If the Bear funds’ creditor, Merril Lynch, suddenly auctions off a large collection of CDO holdings at bargain prices, they may demonstrate that the market values of these securities is not what CDO holders the world over have on their books. These other institutions may be forced to recognize that their holdings — and their shareholders’ wealth — are not what they thought.
As it happens, after Merril Lynch threatened to sell off a laundry list of the Bear funds’ CDO holdings, they were convinced by Bear Stearns to hold off for the hopes that other investment banks would bail the funds out. Why would other banks do that? Many observers postulate that the banks are trying to prevent a CDO fire sale that would force everyone to reprice their holdings.

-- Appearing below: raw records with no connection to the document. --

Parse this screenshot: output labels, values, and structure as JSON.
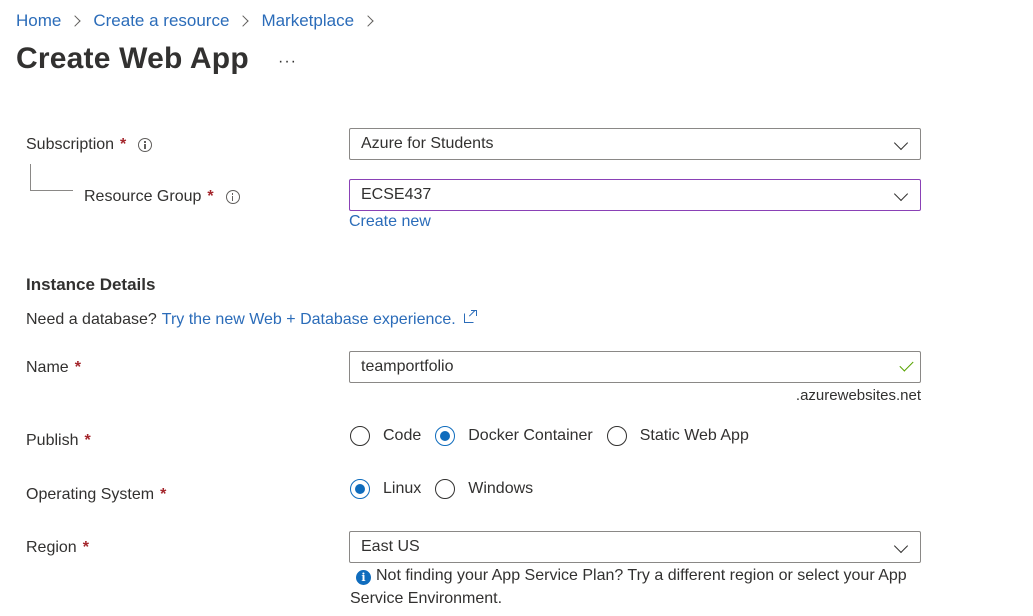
{
  "breadcrumb": [
    "Home",
    "Create a resource",
    "Marketplace"
  ],
  "page_title": "Create Web App",
  "more_label": "···",
  "subscription": {
    "label": "Subscription",
    "required": "*",
    "value": "Azure for Students"
  },
  "resource_group": {
    "label": "Resource Group",
    "required": "*",
    "value": "ECSE437",
    "create_new": "Create new"
  },
  "instance": {
    "header": "Instance Details",
    "db_prompt": "Need a database?",
    "db_link": "Try the new Web + Database experience."
  },
  "name": {
    "label": "Name",
    "required": "*",
    "value": "teamportfolio",
    "suffix": ".azurewebsites.net"
  },
  "publish": {
    "label": "Publish",
    "required": "*",
    "options": [
      "Code",
      "Docker Container",
      "Static Web App"
    ],
    "selected": "Docker Container"
  },
  "os": {
    "label": "Operating System",
    "required": "*",
    "options": [
      "Linux",
      "Windows"
    ],
    "selected": "Linux"
  },
  "region": {
    "label": "Region",
    "required": "*",
    "value": "East US",
    "note": "Not finding your App Service Plan? Try a different region or select your App Service Environment."
  },
  "colors": {
    "link": "#2b6cb9",
    "required": "#a4262c",
    "radio_checked": "#0f6cbd",
    "focus_border": "#8a41b6",
    "valid_check": "#57a300"
  },
  "icons": [
    "chevron-right-icon",
    "info-icon",
    "chevron-down-icon",
    "check-icon",
    "external-link-icon",
    "info-filled-icon"
  ]
}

As of now, it looks like Bear itself may step in with a multi-billion dollar infusion of their shareholders’ money to bail out at least one of the troubled funds.
There is still some question as to whether the banks will prevent the CDO sale, if indeed that is their intent. The more leveraged of the two funds — and the more likely to fail — is about $7 billion in the hole. That’s a lot of money even for these folks.
There’s no question that the situation has many in the financial industry a bit concerned.
Meanwhile, that AAA chicken is still waddling its way home. Many people maintain that the real trouble will begin when the ratings agencies are finally forced to downgrade some of higher-rated, for now, anyway, CDO tranches.
We aren’t quite there yet, but it’s nonetheless clear that the CDO-producing sausage machine is sputtering, if not about to outright seize up. Beyond the threat to financial company book values the world over, this whole mess is relevant even here in little old San Diego. Without the toxic-waste-into-gold wizardry that CDOs have provided, the seemingly boundless stream of easy mortgage lending — crucial as it is to keeping San Diego home prices so far above local incomes — may someday dry up.